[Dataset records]
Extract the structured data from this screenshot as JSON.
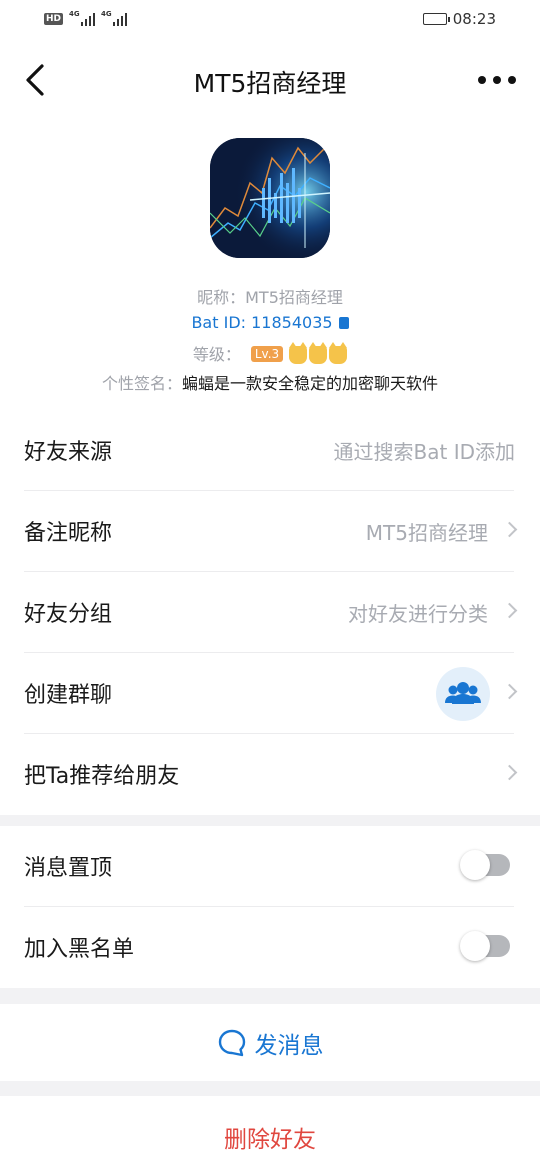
{
  "status_bar": {
    "hd_label": "HD",
    "signal_label_1": "4G",
    "signal_label_2": "4G",
    "time": "08:23"
  },
  "header": {
    "title": "MT5招商经理",
    "back_icon": "chevron-left-icon",
    "more_icon": "more-dots-icon"
  },
  "profile": {
    "avatar_icon": "stock-chart-avatar",
    "nickname_label": "昵称：",
    "nickname": "MT5招商经理",
    "bat_id_label": "Bat ID: ",
    "bat_id": "11854035",
    "level_label": "等级：",
    "level_badge": "Lv.3",
    "signature_label": "个性签名：",
    "signature": "蝙蝠是一款安全稳定的加密聊天软件"
  },
  "rows": [
    {
      "label": "好友来源",
      "value": "通过搜索Bat ID添加"
    },
    {
      "label": "备注昵称",
      "value": "MT5招商经理"
    },
    {
      "label": "好友分组",
      "value": "对好友进行分类"
    },
    {
      "label": "创建群聊",
      "value": ""
    },
    {
      "label": "把Ta推荐给朋友",
      "value": ""
    }
  ],
  "toggles": [
    {
      "label": "消息置顶",
      "on": false
    },
    {
      "label": "加入黑名单",
      "on": false
    }
  ],
  "actions": {
    "send_label": "发消息",
    "delete_label": "删除好友"
  },
  "colors": {
    "accent": "#1976d2",
    "danger": "#e0473f",
    "level_badge": "#f0a04b"
  }
}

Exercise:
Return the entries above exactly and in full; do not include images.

Answer box:
Extract the structured data from this screenshot as JSON.
{
  "status_bar": {
    "hd_label": "HD",
    "signal_label_1": "4G",
    "signal_label_2": "4G",
    "time": "08:23"
  },
  "header": {
    "title": "MT5招商经理",
    "back_icon": "chevron-left-icon",
    "more_icon": "more-dots-icon"
  },
  "profile": {
    "avatar_icon": "stock-chart-avatar",
    "nickname_label": "昵称：",
    "nickname": "MT5招商经理",
    "bat_id_label": "Bat ID: ",
    "bat_id": "11854035",
    "level_label": "等级：",
    "level_badge": "Lv.3",
    "signature_label": "个性签名：",
    "signature": "蝙蝠是一款安全稳定的加密聊天软件"
  },
  "rows": [
    {
      "label": "好友来源",
      "value": "通过搜索Bat ID添加"
    },
    {
      "label": "备注昵称",
      "value": "MT5招商经理"
    },
    {
      "label": "好友分组",
      "value": "对好友进行分类"
    },
    {
      "label": "创建群聊",
      "value": ""
    },
    {
      "label": "把Ta推荐给朋友",
      "value": ""
    }
  ],
  "toggles": [
    {
      "label": "消息置顶",
      "on": false
    },
    {
      "label": "加入黑名单",
      "on": false
    }
  ],
  "actions": {
    "send_label": "发消息",
    "delete_label": "删除好友"
  },
  "colors": {
    "accent": "#1976d2",
    "danger": "#e0473f",
    "level_badge": "#f0a04b"
  }
}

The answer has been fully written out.